Snow is forecast to begin early Tuesday morning in Southern New Brunswick and spread northward through the day.
The system will bring strong winds creating blowing and drifting snow.
Generally 15 to 30 centimetres of snow can be expected for most of the province with local totals possibly exceeding that amount.
Believe it or not it’s happening again!
More rain is on the way for Southern New Brunswick after record rainfall amounts only last week saw Greater Moncton recording more than 150 mm.
A low pressure system is heading northeastward from the Gulf of Maine and will bring rain to Nova Scotia, Prince Edward Island and Southern New Brunswick with freezing rain and snow to central and northern parts of the province.
Fortunately for already soaked parts of the region, forecasters say much less rain will fall in this storm.
UPDATE – In Greater Moncton, the system brought 34 mm of rain, 6 cm snow and nearly 5 hours of freezing rain from 17-19 December.
The Weather Network has unveiled details about a season the most Canadians are especially looking forward to this year – summer.
TWN believes temperatures in Southern New Brunswick will be normal to slightly above normal for the months of June, July and August.
Precipitation is expected to be normal to slightly below normal throughout the region.

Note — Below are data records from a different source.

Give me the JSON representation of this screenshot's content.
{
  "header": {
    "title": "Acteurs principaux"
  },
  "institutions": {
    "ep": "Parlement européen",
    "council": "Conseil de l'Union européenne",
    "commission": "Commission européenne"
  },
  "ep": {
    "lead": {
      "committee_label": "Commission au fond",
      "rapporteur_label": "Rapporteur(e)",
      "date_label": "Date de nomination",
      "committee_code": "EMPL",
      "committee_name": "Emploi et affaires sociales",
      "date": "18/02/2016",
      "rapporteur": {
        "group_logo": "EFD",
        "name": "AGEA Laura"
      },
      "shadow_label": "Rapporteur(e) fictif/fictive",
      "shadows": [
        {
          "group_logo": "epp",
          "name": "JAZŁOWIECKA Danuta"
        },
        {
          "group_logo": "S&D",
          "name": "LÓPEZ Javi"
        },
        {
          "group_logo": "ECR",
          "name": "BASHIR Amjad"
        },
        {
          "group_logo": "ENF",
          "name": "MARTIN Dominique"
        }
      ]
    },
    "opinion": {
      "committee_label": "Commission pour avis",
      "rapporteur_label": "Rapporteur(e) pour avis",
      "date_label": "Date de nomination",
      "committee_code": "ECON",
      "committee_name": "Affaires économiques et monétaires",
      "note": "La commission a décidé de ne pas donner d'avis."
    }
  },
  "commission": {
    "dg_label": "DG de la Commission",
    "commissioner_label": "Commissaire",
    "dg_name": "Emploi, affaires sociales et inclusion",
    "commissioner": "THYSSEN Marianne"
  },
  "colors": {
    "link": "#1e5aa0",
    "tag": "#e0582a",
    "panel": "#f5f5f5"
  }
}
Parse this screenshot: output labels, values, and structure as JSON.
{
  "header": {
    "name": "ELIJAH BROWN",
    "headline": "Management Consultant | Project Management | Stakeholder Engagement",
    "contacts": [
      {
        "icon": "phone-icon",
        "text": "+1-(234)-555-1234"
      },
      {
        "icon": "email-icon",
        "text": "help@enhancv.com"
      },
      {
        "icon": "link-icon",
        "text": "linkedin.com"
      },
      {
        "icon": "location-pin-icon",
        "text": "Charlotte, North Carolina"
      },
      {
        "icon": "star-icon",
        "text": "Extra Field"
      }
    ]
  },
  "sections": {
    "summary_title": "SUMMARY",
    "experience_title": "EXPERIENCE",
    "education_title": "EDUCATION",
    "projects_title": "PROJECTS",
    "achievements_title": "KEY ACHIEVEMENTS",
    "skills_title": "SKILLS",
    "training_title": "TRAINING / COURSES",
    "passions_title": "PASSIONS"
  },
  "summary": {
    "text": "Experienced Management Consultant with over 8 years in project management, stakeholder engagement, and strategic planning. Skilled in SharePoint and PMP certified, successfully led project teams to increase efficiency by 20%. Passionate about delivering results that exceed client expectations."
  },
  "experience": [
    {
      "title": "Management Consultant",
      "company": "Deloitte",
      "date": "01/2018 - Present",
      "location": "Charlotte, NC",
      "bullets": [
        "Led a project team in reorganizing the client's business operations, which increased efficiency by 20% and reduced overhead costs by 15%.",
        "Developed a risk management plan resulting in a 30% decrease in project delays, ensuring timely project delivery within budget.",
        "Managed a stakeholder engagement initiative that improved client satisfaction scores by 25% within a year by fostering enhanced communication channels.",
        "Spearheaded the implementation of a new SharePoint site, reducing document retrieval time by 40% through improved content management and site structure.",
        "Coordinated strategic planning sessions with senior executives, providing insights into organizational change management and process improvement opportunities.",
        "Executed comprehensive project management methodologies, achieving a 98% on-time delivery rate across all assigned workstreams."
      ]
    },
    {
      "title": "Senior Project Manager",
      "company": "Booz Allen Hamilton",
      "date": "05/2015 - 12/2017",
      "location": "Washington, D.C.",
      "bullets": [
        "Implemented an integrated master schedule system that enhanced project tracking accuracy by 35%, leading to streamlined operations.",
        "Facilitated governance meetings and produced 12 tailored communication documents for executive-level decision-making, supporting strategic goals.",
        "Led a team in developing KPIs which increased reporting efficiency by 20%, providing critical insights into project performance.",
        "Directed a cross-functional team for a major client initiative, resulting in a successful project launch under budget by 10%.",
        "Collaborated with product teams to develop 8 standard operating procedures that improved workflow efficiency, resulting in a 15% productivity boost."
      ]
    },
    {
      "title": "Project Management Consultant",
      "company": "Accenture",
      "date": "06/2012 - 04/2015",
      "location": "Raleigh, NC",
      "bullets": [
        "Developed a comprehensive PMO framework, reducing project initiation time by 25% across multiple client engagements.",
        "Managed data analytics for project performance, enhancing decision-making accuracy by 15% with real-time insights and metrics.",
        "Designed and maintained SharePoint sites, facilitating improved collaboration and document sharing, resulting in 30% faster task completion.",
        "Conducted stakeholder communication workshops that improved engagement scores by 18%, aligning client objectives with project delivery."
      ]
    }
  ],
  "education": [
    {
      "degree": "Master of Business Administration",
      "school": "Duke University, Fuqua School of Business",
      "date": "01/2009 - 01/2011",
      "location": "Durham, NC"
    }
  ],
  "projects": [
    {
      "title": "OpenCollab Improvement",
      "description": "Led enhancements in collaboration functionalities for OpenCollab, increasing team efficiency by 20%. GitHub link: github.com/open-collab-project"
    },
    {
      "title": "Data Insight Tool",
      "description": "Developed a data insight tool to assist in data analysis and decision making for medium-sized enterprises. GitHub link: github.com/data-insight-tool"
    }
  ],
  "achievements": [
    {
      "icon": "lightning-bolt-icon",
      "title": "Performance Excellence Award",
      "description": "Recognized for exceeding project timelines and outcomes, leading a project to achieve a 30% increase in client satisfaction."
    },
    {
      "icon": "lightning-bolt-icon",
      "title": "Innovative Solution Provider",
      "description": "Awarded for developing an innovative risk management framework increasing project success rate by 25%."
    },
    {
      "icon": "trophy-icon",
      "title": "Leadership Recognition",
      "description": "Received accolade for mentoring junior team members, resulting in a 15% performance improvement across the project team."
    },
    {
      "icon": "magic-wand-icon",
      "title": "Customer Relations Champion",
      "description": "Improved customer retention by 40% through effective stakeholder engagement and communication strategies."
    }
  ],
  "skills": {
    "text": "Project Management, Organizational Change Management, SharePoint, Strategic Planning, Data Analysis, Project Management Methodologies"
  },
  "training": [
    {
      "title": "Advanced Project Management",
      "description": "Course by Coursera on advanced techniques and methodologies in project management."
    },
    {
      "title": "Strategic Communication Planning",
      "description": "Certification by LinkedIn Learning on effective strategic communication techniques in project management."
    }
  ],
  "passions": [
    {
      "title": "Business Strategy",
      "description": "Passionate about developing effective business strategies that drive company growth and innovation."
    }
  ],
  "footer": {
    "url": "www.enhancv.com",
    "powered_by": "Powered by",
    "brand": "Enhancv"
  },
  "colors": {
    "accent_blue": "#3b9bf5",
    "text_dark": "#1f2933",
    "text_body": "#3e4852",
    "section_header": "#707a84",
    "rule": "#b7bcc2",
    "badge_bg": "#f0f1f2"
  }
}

TWN adds that El Niño is developing in the Pacific Ocean which will likely mean fewer total storms affecting Atlantic Canada this fall and upcoming winter with an average risk of tropical systems impacting the region.
RV dealership under floodwaters near Sussex, 16 April 2014 (Facebook)
Gateway Mall in Sussex, 16 April 2014 (Facebook)
A combination of heavy rain and melting snow forced many rivers and creeks to spill their banks across Southern New Brunswick today and the run-off often couldn’t be absorbed by the still partially frozen ground.
Many streets in Greater Moncton, especially in low lying or marshy areas, were forced to close or partially close due to floodwaters.
The Sussex area was especially hard hit after an ice jam in the nearby Kennebecasis River and the fast flowing Trout Creek forced water into the downtown area and nearby subdivisions in Sussex Corner.
Some residents had to be rescued by boat today after water surrounded their homes.
The flooding comes amid a dramatic temperature drop caused by a strong cold front which brought down the temperature in Greater Moncton from 15 C at 5-am to only 1 C by 1-pm.